committed to other courtrooms that day. Moreover, the clerk testified that she ordinarily received requests for jurors at
least the day before they were needed. Williamson filed his speedy trial demand on Wednesday, November 2, at 11:16
a.m. The trial court would have had to request jurors from the clerk early enough to allow her to determine by 4:30 p.m.
how many jurors to instruct to report for duty the next day. The jury summons instructed potential jurors to call after 5:00
p.m. the evening before their reporting date and listen to a message that would tell them when they needed to come to
court or not.
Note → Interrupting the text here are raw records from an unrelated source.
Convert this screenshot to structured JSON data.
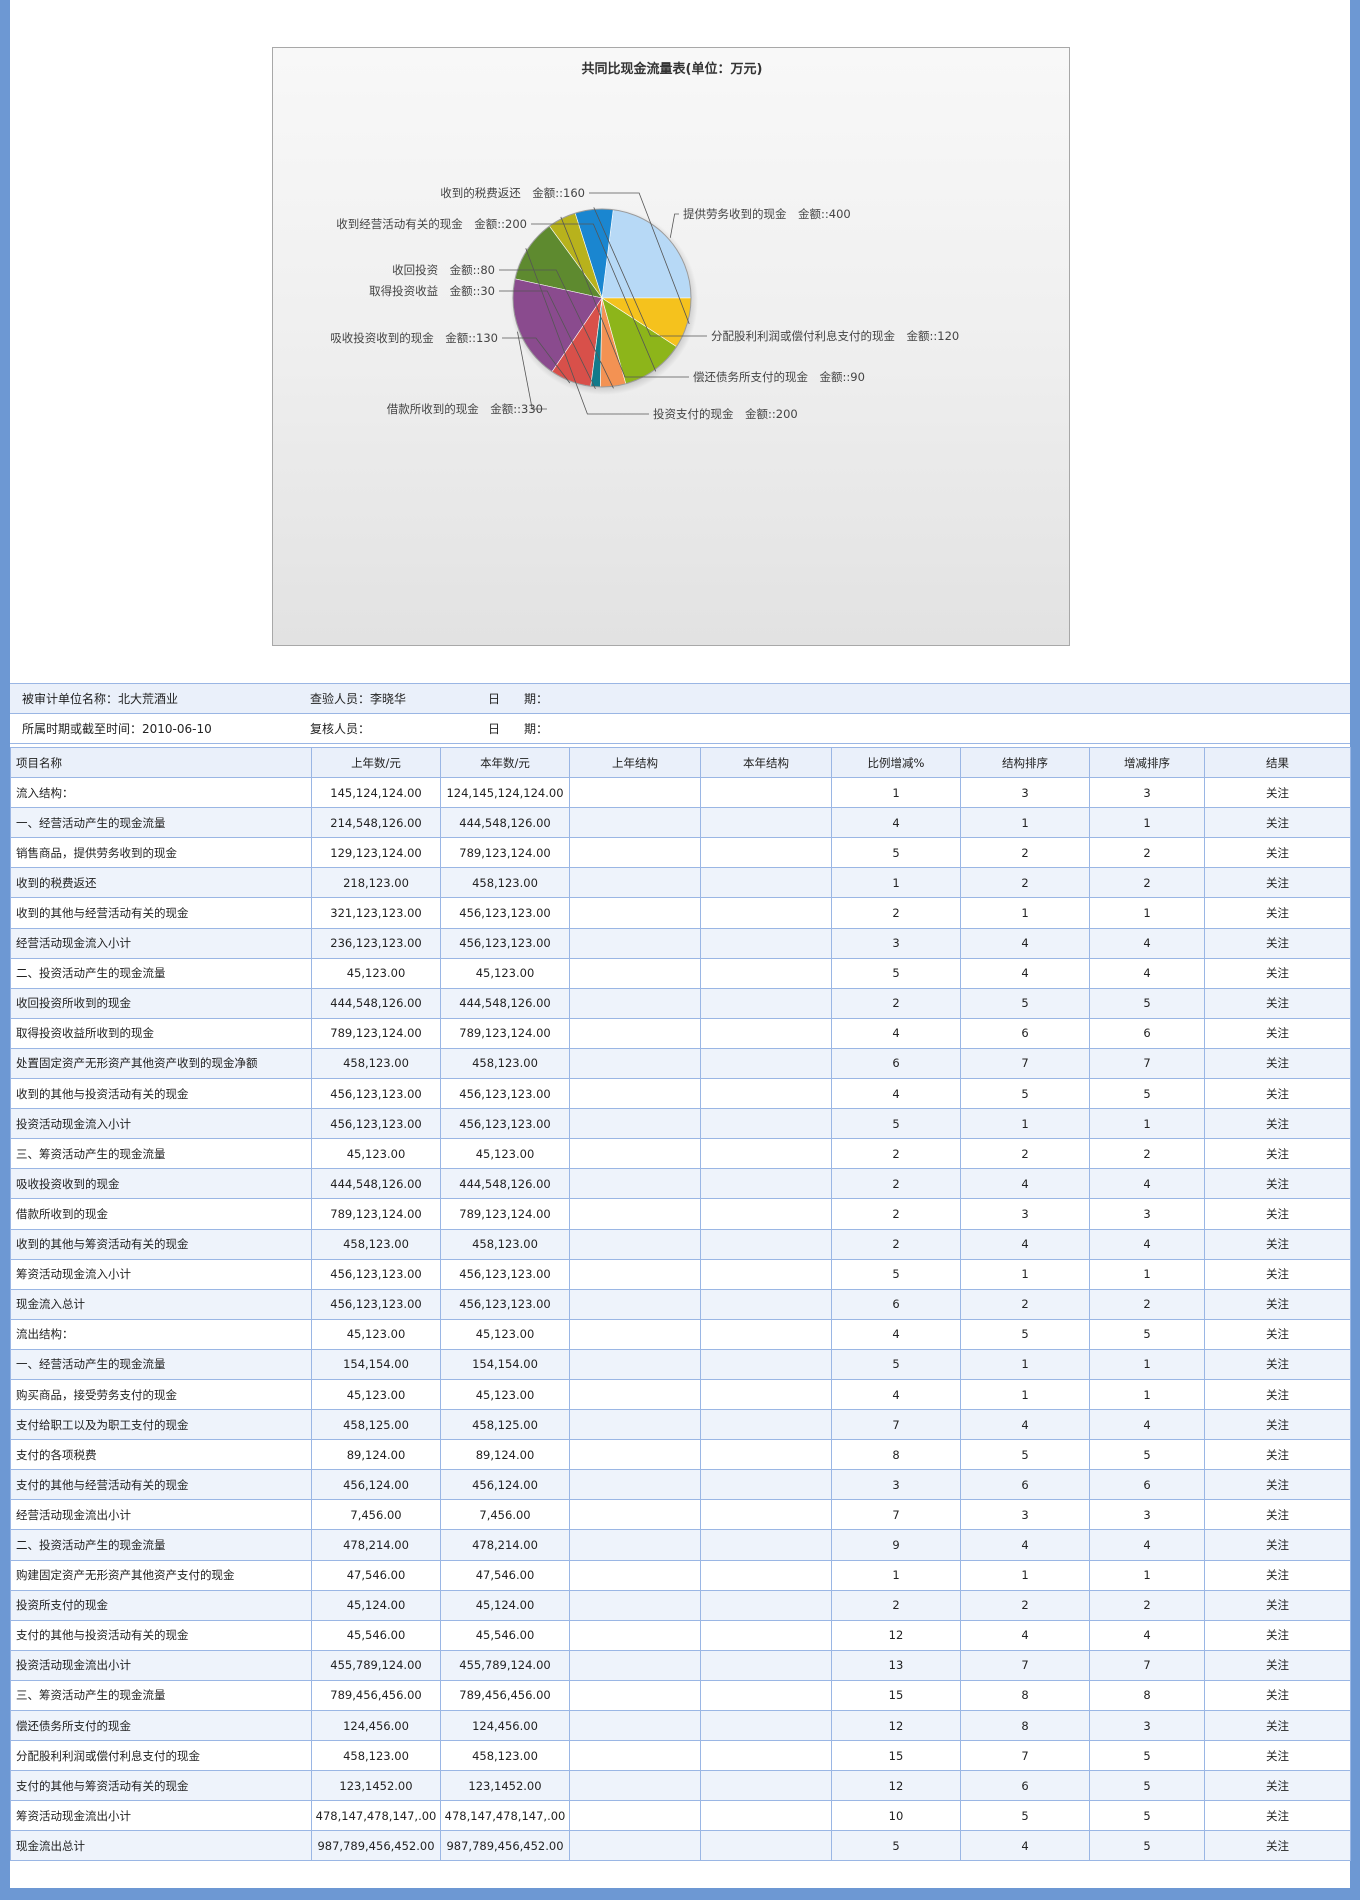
{
  "chart_data": {
    "type": "pie",
    "title": "共同比现金流量表(单位：万元)",
    "value_prefix": "金额::",
    "slices": [
      {
        "label": "提供劳务收到的现金",
        "value": 400,
        "color": "#b7d9f6"
      },
      {
        "label": "分配股利利润或偿付利息支付的现金",
        "value": 120,
        "color": "#1a86d0"
      },
      {
        "label": "偿还债务所支付的现金",
        "value": 90,
        "color": "#b8b21c"
      },
      {
        "label": "投资支付的现金",
        "value": 200,
        "color": "#5e8a2f"
      },
      {
        "label": "借款所收到的现金",
        "value": 330,
        "color": "#8a4b8e"
      },
      {
        "label": "吸收投资收到的现金",
        "value": 130,
        "color": "#d8504a"
      },
      {
        "label": "取得投资收益",
        "value": 30,
        "color": "#137a8a"
      },
      {
        "label": "收回投资",
        "value": 80,
        "color": "#f39253"
      },
      {
        "label": "收到经营活动有关的现金",
        "value": 200,
        "color": "#8db51a"
      },
      {
        "label": "收到的税费返还",
        "value": 160,
        "color": "#f5c21d"
      }
    ]
  },
  "info": {
    "unit_label": "被审计单位名称：北大荒酒业",
    "checker_label": "查验人员：李晓华",
    "date_label_1": "日　　期：",
    "period_label": "所属时期或截至时间：2010-06-10",
    "reviewer_label": "复核人员：",
    "date_label_2": "日　　期："
  },
  "table": {
    "headers": [
      "项目名称",
      "上年数/元",
      "本年数/元",
      "上年结构",
      "本年结构",
      "比例增减%",
      "结构排序",
      "增减排序",
      "结果"
    ],
    "rows": [
      [
        "流入结构：",
        "145,124,124.00",
        "124,145,124,124.00",
        "",
        "",
        "1",
        "3",
        "3",
        "关注"
      ],
      [
        "一、经营活动产生的现金流量",
        "214,548,126.00",
        "444,548,126.00",
        "",
        "",
        "4",
        "1",
        "1",
        "关注"
      ],
      [
        "销售商品，提供劳务收到的现金",
        "129,123,124.00",
        "789,123,124.00",
        "",
        "",
        "5",
        "2",
        "2",
        "关注"
      ],
      [
        "收到的税费返还",
        "218,123.00",
        "458,123.00",
        "",
        "",
        "1",
        "2",
        "2",
        "关注"
      ],
      [
        "收到的其他与经营活动有关的现金",
        "321,123,123.00",
        "456,123,123.00",
        "",
        "",
        "2",
        "1",
        "1",
        "关注"
      ],
      [
        "经营活动现金流入小计",
        "236,123,123.00",
        "456,123,123.00",
        "",
        "",
        "3",
        "4",
        "4",
        "关注"
      ],
      [
        "二、投资活动产生的现金流量",
        "45,123.00",
        "45,123.00",
        "",
        "",
        "5",
        "4",
        "4",
        "关注"
      ],
      [
        "收回投资所收到的现金",
        "444,548,126.00",
        "444,548,126.00",
        "",
        "",
        "2",
        "5",
        "5",
        "关注"
      ],
      [
        "取得投资收益所收到的现金",
        "789,123,124.00",
        "789,123,124.00",
        "",
        "",
        "4",
        "6",
        "6",
        "关注"
      ],
      [
        "处置固定资产无形资产其他资产收到的现金净额",
        "458,123.00",
        "458,123.00",
        "",
        "",
        "6",
        "7",
        "7",
        "关注"
      ],
      [
        "收到的其他与投资活动有关的现金",
        "456,123,123.00",
        "456,123,123.00",
        "",
        "",
        "4",
        "5",
        "5",
        "关注"
      ],
      [
        "投资活动现金流入小计",
        "456,123,123.00",
        "456,123,123.00",
        "",
        "",
        "5",
        "1",
        "1",
        "关注"
      ],
      [
        "三、筹资活动产生的现金流量",
        "45,123.00",
        "45,123.00",
        "",
        "",
        "2",
        "2",
        "2",
        "关注"
      ],
      [
        "吸收投资收到的现金",
        "444,548,126.00",
        "444,548,126.00",
        "",
        "",
        "2",
        "4",
        "4",
        "关注"
      ],
      [
        "借款所收到的现金",
        "789,123,124.00",
        "789,123,124.00",
        "",
        "",
        "2",
        "3",
        "3",
        "关注"
      ],
      [
        "收到的其他与筹资活动有关的现金",
        "458,123.00",
        "458,123.00",
        "",
        "",
        "2",
        "4",
        "4",
        "关注"
      ],
      [
        "筹资活动现金流入小计",
        "456,123,123.00",
        "456,123,123.00",
        "",
        "",
        "5",
        "1",
        "1",
        "关注"
      ],
      [
        "现金流入总计",
        "456,123,123.00",
        "456,123,123.00",
        "",
        "",
        "6",
        "2",
        "2",
        "关注"
      ],
      [
        "流出结构：",
        "45,123.00",
        "45,123.00",
        "",
        "",
        "4",
        "5",
        "5",
        "关注"
      ],
      [
        "一、经营活动产生的现金流量",
        "154,154.00",
        "154,154.00",
        "",
        "",
        "5",
        "1",
        "1",
        "关注"
      ],
      [
        "购买商品，接受劳务支付的现金",
        "45,123.00",
        "45,123.00",
        "",
        "",
        "4",
        "1",
        "1",
        "关注"
      ],
      [
        "支付给职工以及为职工支付的现金",
        "458,125.00",
        "458,125.00",
        "",
        "",
        "7",
        "4",
        "4",
        "关注"
      ],
      [
        "支付的各项税费",
        "89,124.00",
        "89,124.00",
        "",
        "",
        "8",
        "5",
        "5",
        "关注"
      ],
      [
        "支付的其他与经营活动有关的现金",
        "456,124.00",
        "456,124.00",
        "",
        "",
        "3",
        "6",
        "6",
        "关注"
      ],
      [
        "经营活动现金流出小计",
        "7,456.00",
        "7,456.00",
        "",
        "",
        "7",
        "3",
        "3",
        "关注"
      ],
      [
        "二、投资活动产生的现金流量",
        "478,214.00",
        "478,214.00",
        "",
        "",
        "9",
        "4",
        "4",
        "关注"
      ],
      [
        "购建固定资产无形资产其他资产支付的现金",
        "47,546.00",
        "47,546.00",
        "",
        "",
        "1",
        "1",
        "1",
        "关注"
      ],
      [
        "投资所支付的现金",
        "45,124.00",
        "45,124.00",
        "",
        "",
        "2",
        "2",
        "2",
        "关注"
      ],
      [
        "支付的其他与投资活动有关的现金",
        "45,546.00",
        "45,546.00",
        "",
        "",
        "12",
        "4",
        "4",
        "关注"
      ],
      [
        "投资活动现金流出小计",
        "455,789,124.00",
        "455,789,124.00",
        "",
        "",
        "13",
        "7",
        "7",
        "关注"
      ],
      [
        "三、筹资活动产生的现金流量",
        "789,456,456.00",
        "789,456,456.00",
        "",
        "",
        "15",
        "8",
        "8",
        "关注"
      ],
      [
        "偿还债务所支付的现金",
        "124,456.00",
        "124,456.00",
        "",
        "",
        "12",
        "8",
        "3",
        "关注"
      ],
      [
        "分配股利利润或偿付利息支付的现金",
        "458,123.00",
        "458,123.00",
        "",
        "",
        "15",
        "7",
        "5",
        "关注"
      ],
      [
        "支付的其他与筹资活动有关的现金",
        "123,1452.00",
        "123,1452.00",
        "",
        "",
        "12",
        "6",
        "5",
        "关注"
      ],
      [
        "筹资活动现金流出小计",
        "478,147,478,147,.00",
        "478,147,478,147,.00",
        "",
        "",
        "10",
        "5",
        "5",
        "关注"
      ],
      [
        "现金流出总计",
        "987,789,456,452.00",
        "987,789,456,452.00",
        "",
        "",
        "5",
        "4",
        "5",
        "关注"
      ]
    ]
  }
}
That the demand was filed that day did not ensure that the trial court would or should be immediately
notified of the filing, or that the court would have immediately communicated the need for jurors to the clerk that same
day.
Likewise, in considering the practical realities of the trial process, the State must be given a reasonable time frame in
which to prepare and try its case against the accused The statute does not operate to force the State to impanel a jury
for one defendant who makes a late demand. (Citation and punctuation omitted.) Fletcher v. State, 213 Ga.App. 401,
403(1), 445 S.E.2d 279 (1994).
Thus, as there was no clear and convincing evidence demonstrating that the trial court erred in concluding that no jury
qualified to try Williamson was impaneled during the remainder of the September term in which his demand was filed,
the September term did not count for purposes of triggering the two term provisions of OCGA 177170(b). As such,
Williamson's January 25, 2011 motion for discharge and acquittal was premature because the November 2011 term must
be treated as the next succeeding term for purposes of OCGA 177170(b). See Jones, 305 Ga.App. at 532, 699
S.E.2d 754; West v. State, 193 Ga.App. 117, 117118, 387 S.E.2d 44 (1989) (provisions of OCGA 177170 not
triggered until the following term because no jury was impaneled to try appellant during that portion of the term that
followed his demand). Accordingly, the first of the two terms in which Williamson could be tried was the November
2011 term, and thus the State had that term and the next succeeding term, January 2012, in which to try Williamson.
Accordingly, the trial court did not err in denying Williamson's motion for discharge and acquittal.
Appeal affirmed.
BARNES, Presiding Judge.
McFADDEN and McMILLIAN, JJ., concur.

RESEARCH THE LAW

Cases & Codes / Opinion Summaries / Sample Business Contracts / Research An Attorney or Law Firm

MANAGE YOUR PRACTICE

Law Technology / Law Practice Management / Law Firm Marketing Services / Corporate Counsel Center

MANAGE YOUR CAREER

Legal Career Job Search / Online CLE / Law Student Resources

NEWS AND COMMENTARY

Legal News Headlines / Law Commentary / Featured Documents / Newsletters / Blogs / RSS Feeds

GET LEGAL FORMS

Legal Forms for Your Practice

ABOUT US

Company History / Media Relations / Contact Us / Privacy / Advertising / Jobs

FIND US ON

Copyright 2015 FindLaw, a Thomson Reuters business. All rights reserved.